Given entries START
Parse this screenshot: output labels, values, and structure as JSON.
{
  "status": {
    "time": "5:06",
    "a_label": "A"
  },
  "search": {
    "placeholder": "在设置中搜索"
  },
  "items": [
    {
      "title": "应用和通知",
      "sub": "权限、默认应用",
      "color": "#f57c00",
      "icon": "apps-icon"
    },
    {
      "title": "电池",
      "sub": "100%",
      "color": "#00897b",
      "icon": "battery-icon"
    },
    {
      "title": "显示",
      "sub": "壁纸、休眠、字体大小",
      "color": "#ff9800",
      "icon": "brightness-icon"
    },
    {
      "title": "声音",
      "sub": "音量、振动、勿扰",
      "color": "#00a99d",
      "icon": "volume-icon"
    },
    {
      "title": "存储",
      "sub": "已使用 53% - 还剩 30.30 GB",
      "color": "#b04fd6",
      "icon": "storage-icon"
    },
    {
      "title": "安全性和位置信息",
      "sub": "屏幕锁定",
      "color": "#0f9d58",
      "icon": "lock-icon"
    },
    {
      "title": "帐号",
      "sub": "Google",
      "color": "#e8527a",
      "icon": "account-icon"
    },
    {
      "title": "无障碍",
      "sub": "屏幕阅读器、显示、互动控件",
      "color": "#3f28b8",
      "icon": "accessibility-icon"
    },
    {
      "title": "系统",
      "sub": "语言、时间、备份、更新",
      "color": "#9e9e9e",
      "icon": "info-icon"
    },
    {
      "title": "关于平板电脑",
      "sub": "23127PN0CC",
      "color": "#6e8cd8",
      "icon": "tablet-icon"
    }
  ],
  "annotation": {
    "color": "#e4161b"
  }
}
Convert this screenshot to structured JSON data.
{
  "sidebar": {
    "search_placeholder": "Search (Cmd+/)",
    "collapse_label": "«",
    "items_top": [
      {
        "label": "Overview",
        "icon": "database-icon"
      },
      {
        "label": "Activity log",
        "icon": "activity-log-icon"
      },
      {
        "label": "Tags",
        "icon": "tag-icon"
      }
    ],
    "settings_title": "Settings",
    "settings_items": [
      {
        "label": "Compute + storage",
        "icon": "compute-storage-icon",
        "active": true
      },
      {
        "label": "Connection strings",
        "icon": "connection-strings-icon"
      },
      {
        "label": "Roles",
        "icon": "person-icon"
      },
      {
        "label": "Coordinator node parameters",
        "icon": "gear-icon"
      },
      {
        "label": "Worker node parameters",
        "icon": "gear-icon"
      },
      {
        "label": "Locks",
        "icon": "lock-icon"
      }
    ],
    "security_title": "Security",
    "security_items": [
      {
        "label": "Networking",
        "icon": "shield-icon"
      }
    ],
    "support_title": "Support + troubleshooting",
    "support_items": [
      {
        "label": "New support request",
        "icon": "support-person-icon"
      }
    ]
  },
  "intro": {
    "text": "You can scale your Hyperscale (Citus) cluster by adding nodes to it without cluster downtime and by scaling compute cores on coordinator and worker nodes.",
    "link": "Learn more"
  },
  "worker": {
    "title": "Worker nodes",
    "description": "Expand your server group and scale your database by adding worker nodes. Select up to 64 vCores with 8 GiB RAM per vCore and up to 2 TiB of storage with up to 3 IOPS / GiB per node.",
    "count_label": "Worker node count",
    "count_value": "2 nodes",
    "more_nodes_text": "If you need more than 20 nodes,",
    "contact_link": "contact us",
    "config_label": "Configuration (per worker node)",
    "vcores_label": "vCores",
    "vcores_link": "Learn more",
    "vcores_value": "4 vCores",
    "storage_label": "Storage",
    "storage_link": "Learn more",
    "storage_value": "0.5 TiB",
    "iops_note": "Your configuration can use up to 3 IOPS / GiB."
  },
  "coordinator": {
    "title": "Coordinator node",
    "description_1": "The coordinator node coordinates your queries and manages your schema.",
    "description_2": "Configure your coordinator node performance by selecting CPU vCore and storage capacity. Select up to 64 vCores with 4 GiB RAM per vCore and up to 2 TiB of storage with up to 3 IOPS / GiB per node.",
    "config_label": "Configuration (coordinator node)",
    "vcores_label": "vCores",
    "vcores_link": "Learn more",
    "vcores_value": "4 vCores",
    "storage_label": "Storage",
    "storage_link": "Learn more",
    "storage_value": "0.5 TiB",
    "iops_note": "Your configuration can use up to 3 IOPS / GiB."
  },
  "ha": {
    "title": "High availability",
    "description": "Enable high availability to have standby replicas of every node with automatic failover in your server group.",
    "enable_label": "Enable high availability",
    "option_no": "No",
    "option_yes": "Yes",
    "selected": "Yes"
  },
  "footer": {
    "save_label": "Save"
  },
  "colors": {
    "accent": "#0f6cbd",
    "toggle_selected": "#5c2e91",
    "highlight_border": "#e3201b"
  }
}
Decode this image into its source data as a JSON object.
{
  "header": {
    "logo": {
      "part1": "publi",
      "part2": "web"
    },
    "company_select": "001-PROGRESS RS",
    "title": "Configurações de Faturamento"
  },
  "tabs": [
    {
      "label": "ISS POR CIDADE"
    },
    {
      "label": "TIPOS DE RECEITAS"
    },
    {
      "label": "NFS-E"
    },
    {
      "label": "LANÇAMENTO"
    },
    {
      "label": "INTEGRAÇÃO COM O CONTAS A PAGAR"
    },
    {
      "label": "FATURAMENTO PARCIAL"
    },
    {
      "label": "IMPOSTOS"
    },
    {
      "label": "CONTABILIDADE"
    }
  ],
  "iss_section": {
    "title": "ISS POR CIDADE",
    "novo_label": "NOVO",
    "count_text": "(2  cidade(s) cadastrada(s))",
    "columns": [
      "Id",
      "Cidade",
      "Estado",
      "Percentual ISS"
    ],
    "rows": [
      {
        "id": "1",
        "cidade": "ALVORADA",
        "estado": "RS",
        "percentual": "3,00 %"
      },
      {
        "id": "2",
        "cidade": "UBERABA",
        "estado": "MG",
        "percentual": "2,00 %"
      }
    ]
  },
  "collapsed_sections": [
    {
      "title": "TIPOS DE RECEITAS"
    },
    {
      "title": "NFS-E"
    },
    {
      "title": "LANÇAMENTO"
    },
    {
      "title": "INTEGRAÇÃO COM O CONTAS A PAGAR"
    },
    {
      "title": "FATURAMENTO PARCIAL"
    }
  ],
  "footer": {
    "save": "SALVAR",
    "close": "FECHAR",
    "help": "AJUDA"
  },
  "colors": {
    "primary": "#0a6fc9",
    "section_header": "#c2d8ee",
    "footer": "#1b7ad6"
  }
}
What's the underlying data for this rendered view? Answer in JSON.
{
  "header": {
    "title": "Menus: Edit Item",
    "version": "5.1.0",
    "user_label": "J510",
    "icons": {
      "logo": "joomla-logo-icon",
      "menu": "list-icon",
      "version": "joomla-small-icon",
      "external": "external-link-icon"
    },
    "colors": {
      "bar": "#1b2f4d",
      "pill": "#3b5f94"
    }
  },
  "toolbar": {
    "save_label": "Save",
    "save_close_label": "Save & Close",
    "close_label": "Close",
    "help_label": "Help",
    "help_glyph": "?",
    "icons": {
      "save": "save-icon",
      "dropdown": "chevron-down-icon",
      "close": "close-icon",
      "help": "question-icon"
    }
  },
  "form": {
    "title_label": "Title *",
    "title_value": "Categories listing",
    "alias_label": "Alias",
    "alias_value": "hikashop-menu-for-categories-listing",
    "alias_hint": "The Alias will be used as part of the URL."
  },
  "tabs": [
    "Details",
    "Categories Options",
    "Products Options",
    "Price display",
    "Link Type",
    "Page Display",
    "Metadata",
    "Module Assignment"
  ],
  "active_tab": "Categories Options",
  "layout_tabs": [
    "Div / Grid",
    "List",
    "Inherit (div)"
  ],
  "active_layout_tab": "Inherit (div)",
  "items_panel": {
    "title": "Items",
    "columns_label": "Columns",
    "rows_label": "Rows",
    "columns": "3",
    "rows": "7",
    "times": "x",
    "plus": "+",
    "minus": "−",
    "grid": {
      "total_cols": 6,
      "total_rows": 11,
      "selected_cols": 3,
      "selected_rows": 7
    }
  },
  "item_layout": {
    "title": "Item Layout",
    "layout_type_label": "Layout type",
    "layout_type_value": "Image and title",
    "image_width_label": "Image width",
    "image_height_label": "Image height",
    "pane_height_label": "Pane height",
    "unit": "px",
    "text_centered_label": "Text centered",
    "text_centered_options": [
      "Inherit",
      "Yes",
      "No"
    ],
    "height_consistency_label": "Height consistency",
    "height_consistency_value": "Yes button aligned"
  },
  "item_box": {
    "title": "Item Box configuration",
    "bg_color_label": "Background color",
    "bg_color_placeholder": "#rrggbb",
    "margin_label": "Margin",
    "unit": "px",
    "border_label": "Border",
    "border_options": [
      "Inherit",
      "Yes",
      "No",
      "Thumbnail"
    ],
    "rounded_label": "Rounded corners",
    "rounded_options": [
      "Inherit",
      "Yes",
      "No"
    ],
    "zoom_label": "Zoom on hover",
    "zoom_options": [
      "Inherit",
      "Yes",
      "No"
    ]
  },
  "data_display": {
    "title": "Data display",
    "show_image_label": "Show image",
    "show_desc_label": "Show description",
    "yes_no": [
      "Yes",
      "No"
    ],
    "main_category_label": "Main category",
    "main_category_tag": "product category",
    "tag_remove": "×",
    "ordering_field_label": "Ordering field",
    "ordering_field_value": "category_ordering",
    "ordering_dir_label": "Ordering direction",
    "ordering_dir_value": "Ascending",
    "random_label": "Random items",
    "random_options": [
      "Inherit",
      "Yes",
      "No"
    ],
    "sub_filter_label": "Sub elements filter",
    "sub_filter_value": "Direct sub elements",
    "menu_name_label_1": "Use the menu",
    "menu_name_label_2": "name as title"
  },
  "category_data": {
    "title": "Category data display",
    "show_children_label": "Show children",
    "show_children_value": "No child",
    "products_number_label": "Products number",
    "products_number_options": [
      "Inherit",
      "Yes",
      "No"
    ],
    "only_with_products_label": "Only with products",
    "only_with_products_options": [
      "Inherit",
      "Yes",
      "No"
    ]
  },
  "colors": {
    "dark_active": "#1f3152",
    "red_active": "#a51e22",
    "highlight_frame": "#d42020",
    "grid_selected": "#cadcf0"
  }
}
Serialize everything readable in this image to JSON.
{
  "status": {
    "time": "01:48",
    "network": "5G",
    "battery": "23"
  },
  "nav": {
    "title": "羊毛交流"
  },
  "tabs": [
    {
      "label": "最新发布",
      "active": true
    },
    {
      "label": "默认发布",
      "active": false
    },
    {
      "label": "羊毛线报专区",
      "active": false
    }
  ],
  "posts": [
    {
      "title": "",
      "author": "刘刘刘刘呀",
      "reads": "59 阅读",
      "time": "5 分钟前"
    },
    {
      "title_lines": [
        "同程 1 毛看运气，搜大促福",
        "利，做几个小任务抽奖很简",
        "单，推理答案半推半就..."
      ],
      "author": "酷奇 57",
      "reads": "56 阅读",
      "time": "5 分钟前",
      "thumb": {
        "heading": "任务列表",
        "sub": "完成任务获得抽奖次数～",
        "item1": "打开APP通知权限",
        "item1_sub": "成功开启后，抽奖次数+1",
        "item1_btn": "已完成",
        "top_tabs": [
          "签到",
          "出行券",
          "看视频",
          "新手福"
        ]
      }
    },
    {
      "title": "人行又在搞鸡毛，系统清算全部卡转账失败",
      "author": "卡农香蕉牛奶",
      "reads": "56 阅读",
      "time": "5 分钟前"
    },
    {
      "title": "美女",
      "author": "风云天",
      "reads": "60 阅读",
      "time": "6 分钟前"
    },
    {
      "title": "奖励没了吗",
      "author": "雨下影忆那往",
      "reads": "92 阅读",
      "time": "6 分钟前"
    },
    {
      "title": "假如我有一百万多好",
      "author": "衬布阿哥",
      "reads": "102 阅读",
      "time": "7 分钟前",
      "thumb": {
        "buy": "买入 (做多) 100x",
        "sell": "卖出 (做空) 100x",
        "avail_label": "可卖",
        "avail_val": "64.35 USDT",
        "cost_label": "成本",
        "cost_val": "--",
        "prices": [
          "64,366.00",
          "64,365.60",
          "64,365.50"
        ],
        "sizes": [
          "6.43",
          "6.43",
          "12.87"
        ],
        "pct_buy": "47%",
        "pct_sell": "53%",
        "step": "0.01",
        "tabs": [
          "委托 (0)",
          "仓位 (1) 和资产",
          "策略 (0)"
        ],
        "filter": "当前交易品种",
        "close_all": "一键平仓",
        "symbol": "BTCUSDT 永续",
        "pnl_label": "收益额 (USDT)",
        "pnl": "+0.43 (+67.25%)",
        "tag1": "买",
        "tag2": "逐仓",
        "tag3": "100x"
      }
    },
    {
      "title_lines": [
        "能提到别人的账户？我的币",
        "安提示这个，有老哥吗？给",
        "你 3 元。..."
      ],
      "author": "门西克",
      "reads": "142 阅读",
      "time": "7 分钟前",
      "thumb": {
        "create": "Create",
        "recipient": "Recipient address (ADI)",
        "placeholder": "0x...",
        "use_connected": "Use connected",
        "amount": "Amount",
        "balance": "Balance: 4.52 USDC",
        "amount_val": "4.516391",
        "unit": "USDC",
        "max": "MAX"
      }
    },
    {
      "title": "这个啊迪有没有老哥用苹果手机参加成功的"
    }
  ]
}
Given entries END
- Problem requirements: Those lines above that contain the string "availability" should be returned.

- Exercise result:
    "title": "High availability",
    "description": "Enable high availability to have standby replicas of every node with automatic failover in your server group.",
    "enable_label": "Enable high availability",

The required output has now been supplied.